Matched vs. Unmatched Students

CREDO acknowledges that there are problems with finding matches for all students and that in some cases students who may or may not have a huge impact on the outcomes of the achievement data are excluded altogether. In addition, whereas this report finds matches for 85 percent of the students in charters, the last report found only 75-80 percent. However, as Dr. Hoxby argues, “lacking lottery data, the CREDO study depends on a matching method based on charter school students prior histories in the traditional public schools. But it does not match each charter school student to individual traditional public school students with similar demographic characteristics. Rather, it matches each charter school student to a group of students in traditional public schools. A charter school student can potentially be matched to a group that contains many students. The study then computes average achievement and other average characteristics of each group. Thereafter the study treats these group averages as though they were students.” There are numerous other problems with this approach that experts such as Hoxby have enumerated and CREDO addresses itself in this newest report:

“Although the VCR method used in this report provides matches for 85% of the charter students in our data set, it is important to identify ways in which unmatched students may differ with those included in the analysis. The ability to extrapolate findings from a particular sample to the broader population is referred to as external validity (discussed above). In the case of this analysis, CREDO’s sample encompasses a large proportion of the entire population of charter students across the country, but as can be seen below, unmatched charter students do differ from their matched counterparts.

“We see that the test scores of matched charter students are significantly higher than for unmatched students in both math and reading in the year in which they were matched (period 1). This is because charter students at the very low and high end of the test score distribution have more trouble finding matches in TPS. The fact that our data represent over 90% of all charter students in the country makes us confident that estimates are highly aligned with actual population values, although we are uncertain to what extent our results apply to students without matches.”

Policy Prescriptions vs. Data

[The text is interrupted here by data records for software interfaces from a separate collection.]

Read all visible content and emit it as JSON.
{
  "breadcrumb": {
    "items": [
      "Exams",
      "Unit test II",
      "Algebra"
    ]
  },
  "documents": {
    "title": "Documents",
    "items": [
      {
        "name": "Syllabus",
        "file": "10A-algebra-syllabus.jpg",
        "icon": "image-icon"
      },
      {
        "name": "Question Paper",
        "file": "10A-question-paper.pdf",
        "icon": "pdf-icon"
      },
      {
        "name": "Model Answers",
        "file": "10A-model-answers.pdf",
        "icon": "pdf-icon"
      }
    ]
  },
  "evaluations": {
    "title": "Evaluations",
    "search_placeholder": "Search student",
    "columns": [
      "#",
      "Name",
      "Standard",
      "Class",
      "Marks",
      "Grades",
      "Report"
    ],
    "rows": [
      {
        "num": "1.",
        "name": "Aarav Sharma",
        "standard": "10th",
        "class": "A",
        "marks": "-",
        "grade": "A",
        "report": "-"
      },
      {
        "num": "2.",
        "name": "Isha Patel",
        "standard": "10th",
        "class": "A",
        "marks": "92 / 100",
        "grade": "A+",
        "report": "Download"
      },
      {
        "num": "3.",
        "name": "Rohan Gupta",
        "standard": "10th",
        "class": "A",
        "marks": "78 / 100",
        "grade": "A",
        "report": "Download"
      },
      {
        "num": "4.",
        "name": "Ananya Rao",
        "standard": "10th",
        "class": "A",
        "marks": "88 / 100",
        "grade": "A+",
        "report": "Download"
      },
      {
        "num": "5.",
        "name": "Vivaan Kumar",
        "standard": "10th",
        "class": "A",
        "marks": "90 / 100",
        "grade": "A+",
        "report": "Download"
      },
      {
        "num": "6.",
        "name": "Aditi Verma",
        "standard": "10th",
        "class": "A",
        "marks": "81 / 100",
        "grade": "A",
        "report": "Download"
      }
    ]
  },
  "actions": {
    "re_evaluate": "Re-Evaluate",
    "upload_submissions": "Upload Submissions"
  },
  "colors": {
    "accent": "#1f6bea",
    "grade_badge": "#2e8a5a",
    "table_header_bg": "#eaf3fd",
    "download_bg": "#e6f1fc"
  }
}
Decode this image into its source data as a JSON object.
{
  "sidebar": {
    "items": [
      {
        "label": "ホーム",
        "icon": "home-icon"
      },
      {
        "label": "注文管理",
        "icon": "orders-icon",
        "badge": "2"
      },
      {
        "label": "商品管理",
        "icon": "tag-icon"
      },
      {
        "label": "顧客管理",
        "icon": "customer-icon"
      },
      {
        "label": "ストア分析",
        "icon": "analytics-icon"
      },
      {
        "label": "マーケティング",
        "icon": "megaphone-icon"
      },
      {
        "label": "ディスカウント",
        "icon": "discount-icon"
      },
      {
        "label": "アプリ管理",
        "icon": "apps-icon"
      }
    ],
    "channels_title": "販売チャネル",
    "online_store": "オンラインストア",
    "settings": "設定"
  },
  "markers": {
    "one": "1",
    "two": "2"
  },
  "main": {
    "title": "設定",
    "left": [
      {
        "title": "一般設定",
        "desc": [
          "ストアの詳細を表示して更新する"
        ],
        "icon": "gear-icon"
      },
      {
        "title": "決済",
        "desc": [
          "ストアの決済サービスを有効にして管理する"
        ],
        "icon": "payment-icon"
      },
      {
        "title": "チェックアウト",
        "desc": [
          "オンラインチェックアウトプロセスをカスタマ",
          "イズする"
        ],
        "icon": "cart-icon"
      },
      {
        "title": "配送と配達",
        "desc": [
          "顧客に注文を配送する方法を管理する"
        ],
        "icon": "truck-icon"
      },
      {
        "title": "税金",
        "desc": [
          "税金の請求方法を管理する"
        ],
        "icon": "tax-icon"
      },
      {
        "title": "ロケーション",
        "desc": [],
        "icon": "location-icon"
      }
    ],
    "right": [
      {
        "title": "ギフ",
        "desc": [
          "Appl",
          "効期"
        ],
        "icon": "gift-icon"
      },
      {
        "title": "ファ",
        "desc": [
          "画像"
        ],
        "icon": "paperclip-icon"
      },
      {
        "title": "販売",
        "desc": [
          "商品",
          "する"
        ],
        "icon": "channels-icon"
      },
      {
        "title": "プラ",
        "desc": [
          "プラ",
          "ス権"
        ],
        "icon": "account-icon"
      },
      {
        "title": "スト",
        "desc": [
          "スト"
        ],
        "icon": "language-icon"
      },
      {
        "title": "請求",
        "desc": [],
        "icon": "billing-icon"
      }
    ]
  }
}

As weak as CREDO’s research is, its policy prescriptions are even more troubling. For instance, CREDO’s plan to address what it concludes as uneven student achievement in charters is lacking in any experience in how state policies are written and how they impact actual schools and students. CREDO concludes that the closure of eight percent of charter schools in the 16 original states studied in 2009 is why the achievement may be a strong factor in why previously studied states have improved. However, this latest report also concludes that new schools alone are not responsible for the improved quality.

In reality, charter schools that are inadequate close long before they are academically deficient. This is because, as CER has pointed out in years of study, operational and financial deficiencies are the first and earliest sign that a school may not be equipped to educate children.

Conclusion

At the Center for Education Reform, we follow a simple premise: all schools, including charter schools, must be held accountable. The path to accountability for charter schools must start with strong laws with multiple and independent charter school authorizers and tools in place to hold charters to the highest academic and operational standards.

State-by-state and community-by-community analyses are the only true measures to date that offer validity for parents, policymakers and the media to report to make smart decisions about educational choices and outcomes for students.

Continued analysis of this report is forthcoming and ongoing given the voluminous nature of the data.